I then tried the fairly new Fuji X-Pro1. I loved it, the lenses were fantastic. The camera…was not so much. But my affair with Fuji had started, mainly as the colours were fabulous (and reminiscent of the films I loved of old). The glass quality was there and the range increasing, slowly. At the time, I wasn’t so keen on the Rangefinder approach, and the lack of long lenses as I was going through a wildlife phase. But I can’t deny the quality of the images if I put the effort in.
At the time, Fuji wasn’t offering much else. So, with reluctance, but due mainly to need for the work I was doing, I moved back to Nikon. A D3200, was swiftly followed by a D7100. At this point my age caught up with me, and I became very tired (and sore) of lugging around good, but silly heavy, decent Nikon glass. You may have guessed that I have always placed an emphasis on good glass over even half good bodies. The glass is the bit between you and the image you want. A cheap lens on an expensive body will so every fault, a good lens on a cheaper body (within reason) will surprise you.

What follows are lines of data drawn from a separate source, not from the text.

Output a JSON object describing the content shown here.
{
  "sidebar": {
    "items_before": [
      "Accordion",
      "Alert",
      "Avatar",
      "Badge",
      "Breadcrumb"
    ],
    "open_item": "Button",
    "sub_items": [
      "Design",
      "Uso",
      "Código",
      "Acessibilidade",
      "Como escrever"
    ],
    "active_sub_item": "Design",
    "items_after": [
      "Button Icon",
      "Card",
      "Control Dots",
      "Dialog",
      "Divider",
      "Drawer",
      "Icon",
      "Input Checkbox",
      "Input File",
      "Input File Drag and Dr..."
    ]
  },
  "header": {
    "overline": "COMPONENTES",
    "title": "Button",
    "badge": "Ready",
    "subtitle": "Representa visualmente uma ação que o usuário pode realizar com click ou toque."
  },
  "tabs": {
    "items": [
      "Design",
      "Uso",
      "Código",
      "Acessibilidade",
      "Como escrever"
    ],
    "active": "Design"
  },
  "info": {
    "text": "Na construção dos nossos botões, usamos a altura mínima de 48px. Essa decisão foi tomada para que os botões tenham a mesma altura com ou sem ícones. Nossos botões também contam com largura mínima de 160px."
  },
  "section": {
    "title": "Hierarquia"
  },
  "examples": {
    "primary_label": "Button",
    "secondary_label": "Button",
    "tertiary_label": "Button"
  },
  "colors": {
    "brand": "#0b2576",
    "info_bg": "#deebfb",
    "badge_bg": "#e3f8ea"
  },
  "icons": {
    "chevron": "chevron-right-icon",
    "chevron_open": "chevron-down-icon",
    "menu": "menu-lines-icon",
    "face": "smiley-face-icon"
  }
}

I was getting on with the D7100. Sure it wasn’t full frame, but it had enough control and enough resolution and resolving power to do the job. I printed 3ft x 2ft prints of the D200, so I really don’t get the whole MP battle so much. To me, it is the dynamic range I am paying attention to, and the ease of capturing what I want to capture. Sadly, clients seem obsessed by those blasted pixie counts and don’t seem to realise by the time I have turned the high resolution TIFF into an email’able JPEG, the whole question is no longer remotely relevant!
Anyway, by this point, dear Fuji had just come out with the XT-2, and that made a plethora of used XT-1’s within affordable reach. I had coveted the XT-1 when I traded in the XPro-1 (for some nice binoculars at the time).
I went to the Fuji open day at Ffordes, one of those few occasions when they open at the weekend!
(Yes guys, that is a huge brick-through-the-window sized hint. I bet if you opened just Saturday mornings, you’d sell loads of gear to people resident from Aberdeen to Inverness and beyond, who really don’t want to be stuck with Argos and Jessops as their only non-mailorder options.)
Anyway, whilst men with deodorant related issue drooled over the XT-2 almost as much as they did over the model, I tried and then bought an XT-1, and some really nice prime glass (glass over bodies as always).
Then a few months later I nearly dropped two prime lenses in a swamp-like loch and decided to get a zoom instead. I went the whole hog and got the 16-55/2.8 monster.
So, there you have it. A brief history of my digital SLR and mirrorless cameras and bringing us up to the image below. Shot two weeks ago, and sold several times over on stock and print sites online since.
If I was happy with the XT-1 then why change it? Well, the focus of the XT-1 is not reliable, or very quick. There are cumbersome operational issues the XT-2 looks likely to fix (position of tripod socket so you can change the battery without taking it off the tripod or taking off the tripod quick release plate, access to the focus points, the portrait tilt screen, just to name three).
Logically, when funds permitted (and greatly encouraged by finding out my Fuji XT-1 had 10 dead pixels in a row across the middle of the sensor, and also finding out, at the same time, that it was almost out of warranty) and the move to the XT-2 was a “no-brainer” as they say.
So on Tuesday, I picked one up. Which is actually quite difficult, as most suppliers have long back orders with Fuji (one way to retain the initial momentum and keep the price high…). Today, I took it out for a test run.